You can go into a Jain temple and you will see twenty-four statues of twenty-four teerthankaras, the founders of Jainism, and you will be unable to make out any difference between them; they are all alike. To make a distinction, Jains make small symbols on them to know who is who, because they are all alike. If those symbols were hidden, not even a Jain could make any demarcation. Whose statue is this? Mahavir’s? Parswanatha’s? Adinatha’s? And you will also be surprised to know that they are exactly like Buddha – no difference.

In the beginning, when the West became acquainted with Mahavir, they thought it was nothing but the same story of Buddha, because the statue is the same, the philosophy is the same, the understanding is the same, the teaching is the same – so it was just the same thing; it was nothing different from Buddha. They thought Mahavir was another name for Buddha. And of course both were called Buddhas – ‘Buddha’ means ‘the awakened one’ so Buddha was called Buddha and Mahavir was also called Buddha, so they thought that they were just the same person.

And the statues were a great proof: they look absolutely alike.
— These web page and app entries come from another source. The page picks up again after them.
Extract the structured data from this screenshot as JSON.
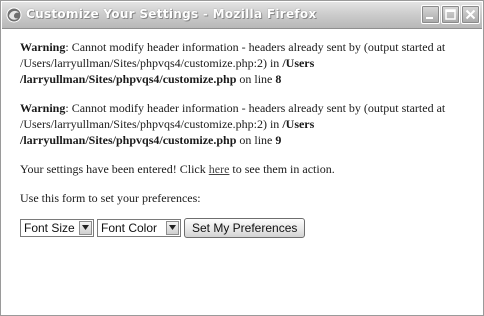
{
  "window": {
    "title": "Customize Your Settings - Mozilla Firefox",
    "controls": [
      "minimize-icon",
      "maximize-icon",
      "close-icon"
    ]
  },
  "warnings": [
    {
      "label": "Warning",
      "text_before": ": Cannot modify header information - headers already sent by (output started at /Users/larryullman/Sites/phpvqs4/customize.php:2) in ",
      "path": "/Users /larryullman/Sites/phpvqs4/customize.php",
      "text_on_line": " on line ",
      "line": "8"
    },
    {
      "label": "Warning",
      "text_before": ": Cannot modify header information - headers already sent by (output started at /Users/larryullman/Sites/phpvqs4/customize.php:2) in ",
      "path": "/Users /larryullman/Sites/phpvqs4/customize.php",
      "text_on_line": " on line ",
      "line": "9"
    }
  ],
  "confirmation": {
    "before": "Your settings have been entered! Click ",
    "link": "here",
    "after": " to see them in action."
  },
  "instructions": "Use this form to set your preferences:",
  "form": {
    "font_size_selected": "Font Size",
    "font_color_selected": "Font Color",
    "submit_label": "Set My Preferences"
  },
  "colors": {
    "link": "#444444",
    "text": "#1a1a1a"
  }
}
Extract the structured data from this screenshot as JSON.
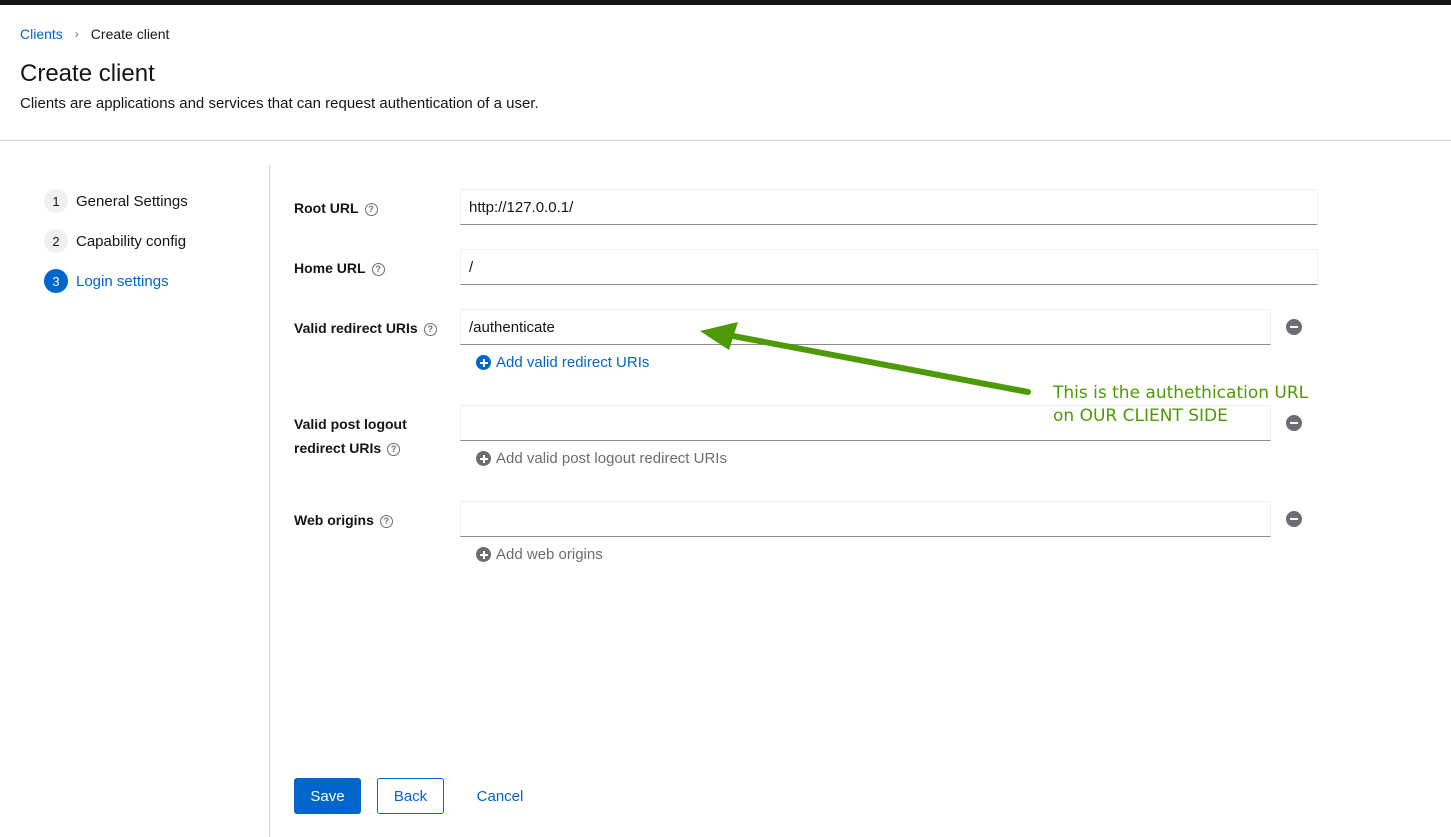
{
  "breadcrumb": {
    "parent": "Clients",
    "current": "Create client"
  },
  "page": {
    "title": "Create client",
    "description": "Clients are applications and services that can request authentication of a user."
  },
  "wizard": {
    "steps": [
      {
        "number": "1",
        "label": "General Settings",
        "active": false
      },
      {
        "number": "2",
        "label": "Capability config",
        "active": false
      },
      {
        "number": "3",
        "label": "Login settings",
        "active": true
      }
    ]
  },
  "form": {
    "root_url": {
      "label": "Root URL",
      "value": "http://127.0.0.1/"
    },
    "home_url": {
      "label": "Home URL",
      "value": "/"
    },
    "valid_redirect_uris": {
      "label": "Valid redirect URIs",
      "value": "/authenticate",
      "add_label": "Add valid redirect URIs"
    },
    "valid_post_logout": {
      "label_line1": "Valid post logout",
      "label_line2": "redirect URIs",
      "value": "",
      "add_label": "Add valid post logout redirect URIs"
    },
    "web_origins": {
      "label": "Web origins",
      "value": "",
      "add_label": "Add web origins"
    },
    "help_glyph": "?"
  },
  "annotation": {
    "line1": "This is the authethication URL",
    "line2": "on OUR CLIENT SIDE",
    "color": "#4e9a06"
  },
  "actions": {
    "save": "Save",
    "back": "Back",
    "cancel": "Cancel"
  },
  "colors": {
    "primary": "#0066cc",
    "text": "#151515",
    "muted": "#6a6e73"
  }
}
They are not photographic, they don’t represent a person, they represent a certain state. You will have to understand it, then the thing will be explained.

In India, three words are very important: one is tantra, which we are talking about, another is mantra, and the third is yantra.

Tantra means techniques for expanding your consciousness. Mantra means finding your inner sound, your inner rhythm, your inner vibration. Once you have found your mantra, it is of tremendous help: just one utterance of the mantra and you are in a totally different world. That becomes the key, the passage, because once uttering that mantra, you fall into your natural vibe. And the third is yantra. These statues are yantras. Yantra means a certain figure which can create a certain state in you. A certain figure, if you look at it, is bound to create a certain state in you.

When you watch something, it is not only that the figure is outside – when you watch something, the figure creates a certain situation in you. Gurdjieff used to call this ‘objective art’. And you know it: listening to modern pop music, something happens in you – you become more excited sexually. There is nothing but sound outside, but the sound hits inside – creates something in you. Listening to classical music, you become less sexual, less excited. In fact, with great classical music you almost forget sex, you are in a tranquility, a silence, a totally different dimension of your being. You exist on another place.

Watching a Buddha statue is watching a yantra. The figure of the statue, the geometry of the statue, creates a figure inside you. And that inside figure creates a certain vibe. It was not just imagination that happened to you, those Buddha statues created a certain vibe in you.

Watch the state of Buddha sitting so silently, in a certain yoga posture. If you go on watching the statue, you will find something like that is happening within you too.

The outer is not the outer, and the inner is not just the inner; they are joined together. So beware of what you see, beware of what you listen to, beware of what you read, beware of where you go – because all that creates you.

Those Buddha statues you saw in the museum are the states of inner silence. When a person is absolutely silent, he will be in that state. When everything is still and quiet and calm inside – not a thought moves, not a small breeze blows; when everything has stopped, time has stopped – then you will also feel to sit like a Buddha. Something of the same geometry will happen to you. It is objective art – less concerned with the reality of Buddha, more concerned with those people who will be coming and will be seeking Buddhahood. The emphasis is different: what will happen to those who watch these statues, and will kneel down before these statues, and will meditate on these statues.

It was not imagination, it was objective art which you stumbled upon unknowingly.

The Tantra Vision, Vol 2, Chapter #6

Further reading: Objective Art...

More on this subject (if you have a fast connection): "Art Expressed Through Meditation" (a compilation of Osho’s words)